**Your objective**
Copy out the data word for word. The images are not part of the copy.
----------------
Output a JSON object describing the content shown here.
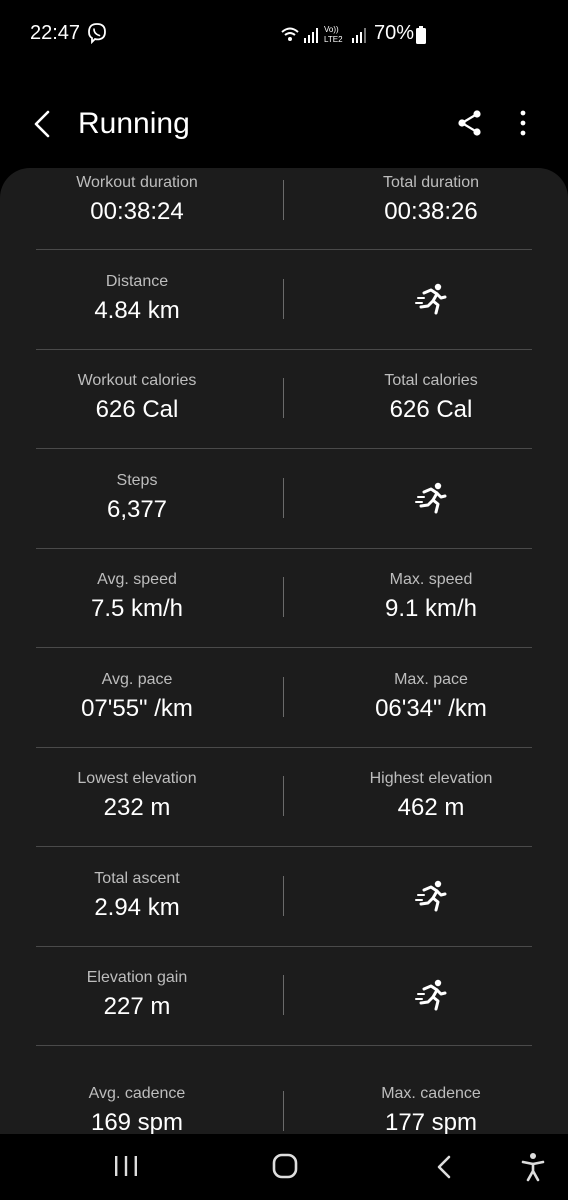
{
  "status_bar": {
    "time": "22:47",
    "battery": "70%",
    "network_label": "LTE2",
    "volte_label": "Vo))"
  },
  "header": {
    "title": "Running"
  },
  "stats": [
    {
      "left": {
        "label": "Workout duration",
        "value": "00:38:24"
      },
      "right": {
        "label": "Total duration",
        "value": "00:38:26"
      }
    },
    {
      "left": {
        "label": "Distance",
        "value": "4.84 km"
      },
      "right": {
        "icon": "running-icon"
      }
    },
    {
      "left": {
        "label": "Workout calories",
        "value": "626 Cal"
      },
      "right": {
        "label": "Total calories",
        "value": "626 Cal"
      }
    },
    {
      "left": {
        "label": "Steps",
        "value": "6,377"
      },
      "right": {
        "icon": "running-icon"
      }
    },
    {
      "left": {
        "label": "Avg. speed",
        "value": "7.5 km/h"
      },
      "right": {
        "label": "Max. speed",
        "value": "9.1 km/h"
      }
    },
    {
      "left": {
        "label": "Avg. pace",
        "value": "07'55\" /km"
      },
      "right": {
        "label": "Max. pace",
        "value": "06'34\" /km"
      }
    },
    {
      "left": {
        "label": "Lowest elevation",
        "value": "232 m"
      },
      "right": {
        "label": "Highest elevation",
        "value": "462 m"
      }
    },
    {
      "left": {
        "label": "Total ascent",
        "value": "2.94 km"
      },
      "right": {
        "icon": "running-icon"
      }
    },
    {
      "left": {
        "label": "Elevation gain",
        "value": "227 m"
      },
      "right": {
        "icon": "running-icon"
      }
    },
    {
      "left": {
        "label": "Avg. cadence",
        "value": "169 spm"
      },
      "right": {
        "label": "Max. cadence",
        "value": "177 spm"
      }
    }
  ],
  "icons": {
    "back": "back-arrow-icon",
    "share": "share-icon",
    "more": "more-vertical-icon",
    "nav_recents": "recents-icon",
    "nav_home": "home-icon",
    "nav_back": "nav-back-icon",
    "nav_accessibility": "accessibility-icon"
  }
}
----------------
**Your response**
Output a JSON object describing the content shown here.
{
  "status_bar": {
    "time": "22:47",
    "battery": "70%",
    "network_label": "LTE2",
    "volte_label": "Vo))"
  },
  "header": {
    "title": "Running"
  },
  "stats": [
    {
      "left": {
        "label": "Workout duration",
        "value": "00:38:24"
      },
      "right": {
        "label": "Total duration",
        "value": "00:38:26"
      }
    },
    {
      "left": {
        "label": "Distance",
        "value": "4.84 km"
      },
      "right": {
        "icon": "running-icon"
      }
    },
    {
      "left": {
        "label": "Workout calories",
        "value": "626 Cal"
      },
      "right": {
        "label": "Total calories",
        "value": "626 Cal"
      }
    },
    {
      "left": {
        "label": "Steps",
        "value": "6,377"
      },
      "right": {
        "icon": "running-icon"
      }
    },
    {
      "left": {
        "label": "Avg. speed",
        "value": "7.5 km/h"
      },
      "right": {
        "label": "Max. speed",
        "value": "9.1 km/h"
      }
    },
    {
      "left": {
        "label": "Avg. pace",
        "value": "07'55\" /km"
      },
      "right": {
        "label": "Max. pace",
        "value": "06'34\" /km"
      }
    },
    {
      "left": {
        "label": "Lowest elevation",
        "value": "232 m"
      },
      "right": {
        "label": "Highest elevation",
        "value": "462 m"
      }
    },
    {
      "left": {
        "label": "Total ascent",
        "value": "2.94 km"
      },
      "right": {
        "icon": "running-icon"
      }
    },
    {
      "left": {
        "label": "Elevation gain",
        "value": "227 m"
      },
      "right": {
        "icon": "running-icon"
      }
    },
    {
      "left": {
        "label": "Avg. cadence",
        "value": "169 spm"
      },
      "right": {
        "label": "Max. cadence",
        "value": "177 spm"
      }
    }
  ],
  "icons": {
    "back": "back-arrow-icon",
    "share": "share-icon",
    "more": "more-vertical-icon",
    "nav_recents": "recents-icon",
    "nav_home": "home-icon",
    "nav_back": "nav-back-icon",
    "nav_accessibility": "accessibility-icon"
  }
}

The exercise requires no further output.